### Task description:
All lines containing the string "this" must be copied from the entries.
------------------------------------
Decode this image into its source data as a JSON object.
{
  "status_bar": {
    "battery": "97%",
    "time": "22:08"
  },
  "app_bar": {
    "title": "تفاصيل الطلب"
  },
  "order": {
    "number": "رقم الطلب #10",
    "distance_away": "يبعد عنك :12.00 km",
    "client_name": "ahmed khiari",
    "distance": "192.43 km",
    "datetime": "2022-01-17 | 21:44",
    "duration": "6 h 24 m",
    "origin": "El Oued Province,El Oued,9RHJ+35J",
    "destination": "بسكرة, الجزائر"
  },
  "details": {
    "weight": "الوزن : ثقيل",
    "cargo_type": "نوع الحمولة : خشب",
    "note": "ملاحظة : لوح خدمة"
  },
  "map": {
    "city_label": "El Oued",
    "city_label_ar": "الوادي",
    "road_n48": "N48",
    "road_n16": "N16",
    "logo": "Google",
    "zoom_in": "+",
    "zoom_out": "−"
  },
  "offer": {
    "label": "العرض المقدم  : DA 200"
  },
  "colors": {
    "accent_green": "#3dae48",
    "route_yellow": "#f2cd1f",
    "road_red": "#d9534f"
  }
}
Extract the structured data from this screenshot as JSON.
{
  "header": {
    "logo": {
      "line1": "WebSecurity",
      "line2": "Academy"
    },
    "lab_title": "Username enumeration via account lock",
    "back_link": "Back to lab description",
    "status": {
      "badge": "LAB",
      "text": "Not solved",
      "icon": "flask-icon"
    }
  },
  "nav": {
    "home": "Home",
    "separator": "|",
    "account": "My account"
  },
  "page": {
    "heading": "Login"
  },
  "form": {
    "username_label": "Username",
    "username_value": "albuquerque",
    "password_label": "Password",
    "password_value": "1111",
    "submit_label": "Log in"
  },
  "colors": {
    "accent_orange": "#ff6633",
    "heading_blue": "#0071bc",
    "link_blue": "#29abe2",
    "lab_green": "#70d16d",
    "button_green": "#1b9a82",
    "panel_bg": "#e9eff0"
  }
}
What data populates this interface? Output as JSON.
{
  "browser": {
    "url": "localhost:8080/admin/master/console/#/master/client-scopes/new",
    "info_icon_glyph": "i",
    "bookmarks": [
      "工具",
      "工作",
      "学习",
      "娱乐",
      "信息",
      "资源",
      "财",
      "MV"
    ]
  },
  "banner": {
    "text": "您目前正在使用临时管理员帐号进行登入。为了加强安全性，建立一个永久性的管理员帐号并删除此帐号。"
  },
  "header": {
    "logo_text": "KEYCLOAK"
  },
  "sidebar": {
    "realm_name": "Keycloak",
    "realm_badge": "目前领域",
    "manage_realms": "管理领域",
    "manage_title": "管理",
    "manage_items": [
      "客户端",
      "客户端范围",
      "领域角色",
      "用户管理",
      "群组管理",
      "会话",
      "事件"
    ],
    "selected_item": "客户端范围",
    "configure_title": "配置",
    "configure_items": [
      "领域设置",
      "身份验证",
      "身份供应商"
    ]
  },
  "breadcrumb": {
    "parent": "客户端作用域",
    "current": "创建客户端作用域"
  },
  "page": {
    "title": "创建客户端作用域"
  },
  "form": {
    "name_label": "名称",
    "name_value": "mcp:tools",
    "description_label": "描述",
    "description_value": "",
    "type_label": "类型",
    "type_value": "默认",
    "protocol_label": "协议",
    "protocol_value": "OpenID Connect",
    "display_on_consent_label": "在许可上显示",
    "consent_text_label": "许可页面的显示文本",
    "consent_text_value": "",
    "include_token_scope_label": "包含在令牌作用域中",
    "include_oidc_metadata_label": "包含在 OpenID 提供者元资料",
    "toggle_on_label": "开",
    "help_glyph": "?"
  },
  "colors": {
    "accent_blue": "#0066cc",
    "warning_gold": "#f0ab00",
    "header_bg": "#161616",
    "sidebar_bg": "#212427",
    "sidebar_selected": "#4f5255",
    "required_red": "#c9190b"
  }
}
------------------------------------
### Response:
Decode this image into its source data as a JSON object.
Extract the structured data from this screenshot as JSON.
What data populates this interface? Output as JSON.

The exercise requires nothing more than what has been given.